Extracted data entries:
=== Begin Enclosure ===
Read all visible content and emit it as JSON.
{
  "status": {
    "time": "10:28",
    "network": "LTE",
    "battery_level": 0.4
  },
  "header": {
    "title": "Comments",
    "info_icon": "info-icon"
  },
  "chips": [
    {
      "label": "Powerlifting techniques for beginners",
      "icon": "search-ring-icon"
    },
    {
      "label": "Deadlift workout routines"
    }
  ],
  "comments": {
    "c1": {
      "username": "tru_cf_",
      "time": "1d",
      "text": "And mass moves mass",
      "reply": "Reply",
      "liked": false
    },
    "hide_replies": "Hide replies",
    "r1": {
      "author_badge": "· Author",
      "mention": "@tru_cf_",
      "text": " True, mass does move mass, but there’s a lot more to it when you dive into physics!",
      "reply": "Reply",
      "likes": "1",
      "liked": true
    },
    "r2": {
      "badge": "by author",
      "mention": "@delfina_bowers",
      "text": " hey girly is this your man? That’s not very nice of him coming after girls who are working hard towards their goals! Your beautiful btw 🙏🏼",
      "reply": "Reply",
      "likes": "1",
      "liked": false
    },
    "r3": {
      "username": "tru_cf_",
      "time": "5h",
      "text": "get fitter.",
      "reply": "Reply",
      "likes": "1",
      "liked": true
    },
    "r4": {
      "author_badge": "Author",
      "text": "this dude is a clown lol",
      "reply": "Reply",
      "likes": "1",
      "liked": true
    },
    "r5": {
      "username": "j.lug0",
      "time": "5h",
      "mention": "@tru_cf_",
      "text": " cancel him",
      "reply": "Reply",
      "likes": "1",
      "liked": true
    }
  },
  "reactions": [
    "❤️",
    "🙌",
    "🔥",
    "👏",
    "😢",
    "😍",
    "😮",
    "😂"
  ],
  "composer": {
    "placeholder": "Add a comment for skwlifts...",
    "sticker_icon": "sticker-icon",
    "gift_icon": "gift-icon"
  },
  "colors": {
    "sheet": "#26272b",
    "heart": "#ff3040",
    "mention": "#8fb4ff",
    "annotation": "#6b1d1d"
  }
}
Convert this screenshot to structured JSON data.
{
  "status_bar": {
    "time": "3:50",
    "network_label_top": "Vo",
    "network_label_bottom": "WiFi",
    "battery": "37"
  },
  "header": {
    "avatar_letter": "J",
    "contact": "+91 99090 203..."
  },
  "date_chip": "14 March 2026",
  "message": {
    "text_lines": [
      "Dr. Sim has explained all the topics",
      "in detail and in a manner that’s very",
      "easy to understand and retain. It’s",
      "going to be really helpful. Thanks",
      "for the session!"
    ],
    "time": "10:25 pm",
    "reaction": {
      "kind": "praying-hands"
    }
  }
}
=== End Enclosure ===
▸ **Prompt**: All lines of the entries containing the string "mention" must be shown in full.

▸ **Result for this task**:
      "mention": "@tru_cf_",
      "mention": "@delfina_bowers",
      "mention": "@tru_cf_",
    "mention": "#8fb4ff",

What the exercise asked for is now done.